A growing number of scientific studies suggest that massage therapy can provide meaningful relief for chronic lower back pain, which afflicts more than 26 million Americans, according to the American Academy of Pain Medicine.
And adults over 50 are the most likely to benefit from regular back massage, according to groundbreaking research at the University of Kentucky, published in the journal Pain Medicine.
Researchers followed 104 patients who had consulted their primary care providers about back pain lasting three months or more, defined as chronic. More than half reported significantly less pain after 10 one-hour massage therapy sessions — rising to 70 percent among those 50 or older. Most still showed improvement six months later.
Many doctors have traditionally prescribed opioids, which can be highly addictive, for persistent back pain. But rising concerns about the current epidemic of opioid addiction have encouraged a search for safe, effective alternatives, including massage.
The American College of Physicians, which represents primary-care doctors, recently revised its clinical guidelines to recommend non-drug treatments such as massage, spinal manipulation and acupuncture as the first response to persistent lower back pain.
Orthopedic surgeons are also “very focused” on properly controlling pain prescriptions, says Dr. Alan Hilibrand, a spokesperson for the American Academy of Orthopaedic Surgeons and professor of orthopedic surgery at Jefferson Medical College in Philadelphia. He sees “significant short-term benefit” in massage for chronic back pain.
by Lynn Langway
A growing population of aging adults receive massage therapy as part of their integrated care to temper aches and pains, tackle chronic pain and aid in long-term care. Studies continue to show that aging and elderly individuals benefit greatly from massage therapy.
Regularly receiving massage has been shown to promote relaxation and stability while helping temper the effects of dementia, high-blood pressure and osteoarthritis. By incorporating massage into a regular healthcare regimen, many older adults find a better quality of life and additional relief from a multitude of health issues.
“The aging of both the silent and boomer generations call for an increased focus on improving and prolonging quality of life in this population,” said Nancy M. Porambo, President of the American Massage Therapy Association (AMTA). “While integrating massage therapy into a health and wellness plan is useful for all ages, it holds particular value in the growing elder population.”
Chronic pain is generally underreported in the elderly population due to a fear of stigma and assumption that it is an unavoidable part of aging. This highly treatable issue is not being seen as a health ailment, though it has been shown to severely impact lifestyle through disruption of sleep, daily routines and social activities. Incorporation of massage therapy into care routines has been demonstrated to help treat chronic pain, particularly in joints, such as the shoulder or knee, while also improving stability and posture.
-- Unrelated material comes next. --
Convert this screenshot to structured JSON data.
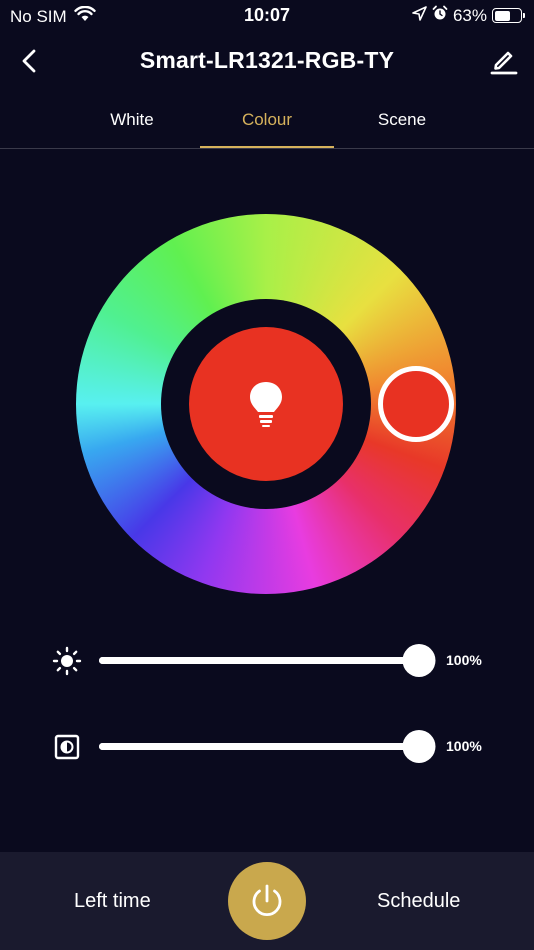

“[This study] suggests that regular massage may produce physiological changes that contribute to improved balance and postural control,” says Jo Ellen Sefton, Director of the Neuromechanics Research Laboratory at Auburn University. “This may be a way to decrease falls in older adults.”
by American Massage Therapy Association (AMTA)